Task directions:
Would you please copy every line from the records that contains the word "handle"?

_ _ _ _

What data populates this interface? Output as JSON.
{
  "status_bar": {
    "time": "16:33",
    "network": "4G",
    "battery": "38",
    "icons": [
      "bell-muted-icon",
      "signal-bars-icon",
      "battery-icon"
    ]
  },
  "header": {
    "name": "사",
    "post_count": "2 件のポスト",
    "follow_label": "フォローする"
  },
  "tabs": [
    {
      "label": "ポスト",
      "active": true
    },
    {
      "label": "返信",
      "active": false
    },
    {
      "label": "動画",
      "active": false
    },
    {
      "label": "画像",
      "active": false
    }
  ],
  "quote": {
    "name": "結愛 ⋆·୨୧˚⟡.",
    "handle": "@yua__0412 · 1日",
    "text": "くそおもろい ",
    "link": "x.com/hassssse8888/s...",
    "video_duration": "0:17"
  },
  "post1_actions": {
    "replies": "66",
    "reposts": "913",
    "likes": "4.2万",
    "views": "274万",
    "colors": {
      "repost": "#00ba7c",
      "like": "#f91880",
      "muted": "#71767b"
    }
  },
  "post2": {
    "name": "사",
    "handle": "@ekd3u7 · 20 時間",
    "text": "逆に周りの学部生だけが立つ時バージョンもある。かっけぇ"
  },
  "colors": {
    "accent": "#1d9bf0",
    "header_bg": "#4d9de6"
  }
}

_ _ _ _

Exercise response:
    "handle": "@yua__0412 · 1日",
    "handle": "@ekd3u7 · 20 時間",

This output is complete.